What is Pietra Dura?
Pietra Dura, commonly known as Florentine Mosaics but sometimes called marquetry in stone, is a highly skilled and little known craft using semi-precious stones, hard stones and marbles to create exquisite and life-like “paintings in stone”.
The History of Pietra Dura.
This ancient 16th Century technique originated in Italy and was sponsored by the Medici family in Florence throughout the Renaissance. By the 18th Century Pietra Dura had spread throughout Europe and was a must-have collectors item for any aristocrat doing the Grand Tour, the results of which can be seen in many National Trust houses and private stately homes today.
Having declined since the world wars Florentine Pietra Dura is kept alive by a handful of dedicated artists, most, but not all, in Florence. Thomas Greenaway is the only English craftsman producing original pieces in the traditional style. From his workshop in Northamptonshire Thomas produces a range of eye-catching and unique works of art including tabletops, jewelry boxes, paperweights and framed panels. He also restores rare and antique Pietra Dura tables and makes bespoke items to commission, which are sold worldwide.
Various different methods can be employed to create Pietra Dura depending on the object being made. Panels are made in two ways: Commesso (where pieces are fitted side by side to the edge of the panel) or Intarsia (where pieces are inlaid into a marble background).
In order to create a typical intarsia panel carefully selected stones (such as lapis lazuli, jasper, chalcedony and many Tuscan stones) are sliced to a thickness of approx. 3 mm and backed onto slate. A design is traced in detail and paper templates are made for each individual part of the design. The most skillful part of the process is to find a piece of stone with the right colour, shading and texture to exactly match the design, giving the finished object a life-like perspective and depth.
Once the pieces of stone have been selected and the template has been glued on, using a natural bees wax and pine resin glue, the chosen area of stone is then accurately cut out by hand, following the template using a bow saw (archetto) with a plain taught iron wire. Carborundum abrasive is applied to the wire to help it cut the stone. The pieces of stone are then very accurately filed by hand to ensure the join is perfect before being glued together with the bees wax resin and inlaid into a marble panel. Finally the completed work is painstakingly polished by hand using finer grades of carborundum and a hard Agate stone to produce a high glass-like finish.
About Thomas Greenaway.

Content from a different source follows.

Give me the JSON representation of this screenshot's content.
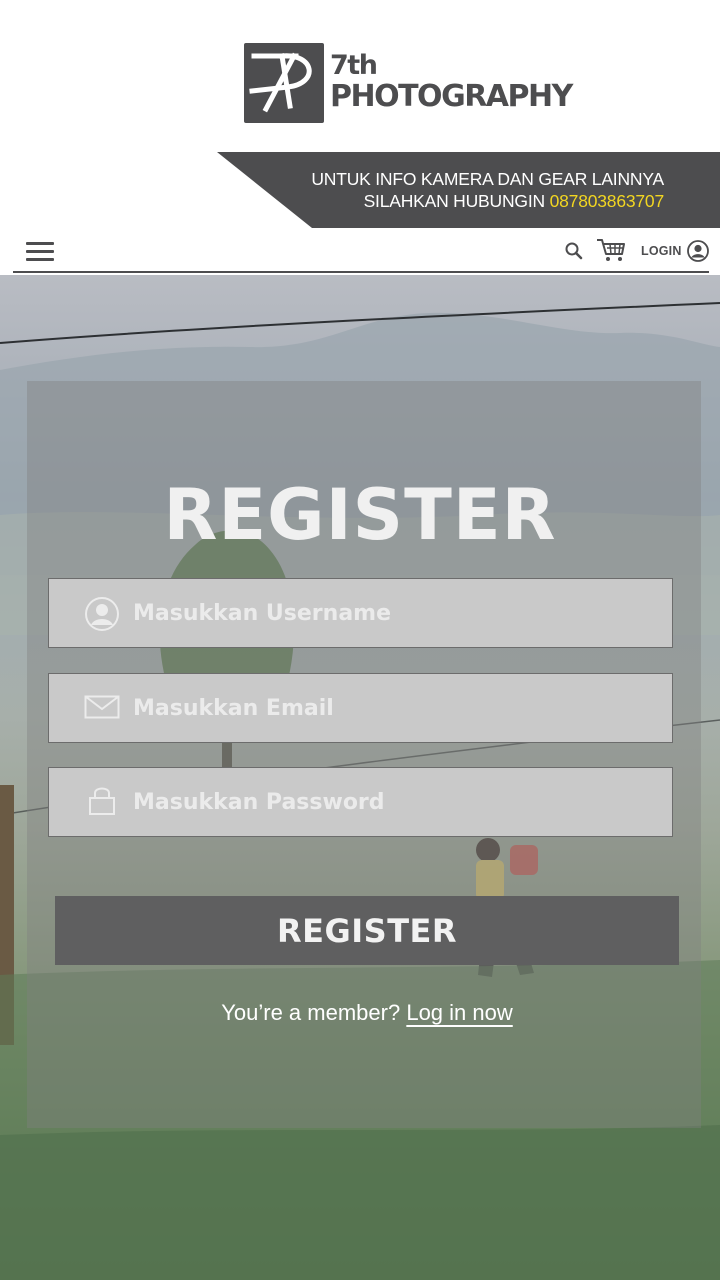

Thomas discovered Pietra Dura on a visit to Italy where he stumbled across the Opificio delle Pietre Dure in Florence, a cultural heritage institute, which evolved from the Medici Workshops andwhich houses an excellent collection of Pietra Dura. He was instantly smitten with this beautiful and precise work and spent the next four years training in the Pietra Dura workshops of Florence before returning to Northamptonshire to start up his own business, Greenaway Mosaics.
Having previously trained at The Chippendale School of Furniture & Restoration Thomas had already developed a liking for detailed marquetry work in wood but after encountering Pietra Dura, he realised he had found his calling. Stone had so much more to offer, the skills involved being both challenging and satisfying, requiring skill, patience, dedication and, of course, prodigious talent. Working every day in this ancient and delicate art, making the stones come alive is what Thomas loves and through him the art of Pietra Dura lives on.
For more information see www.greenawaymosaics.com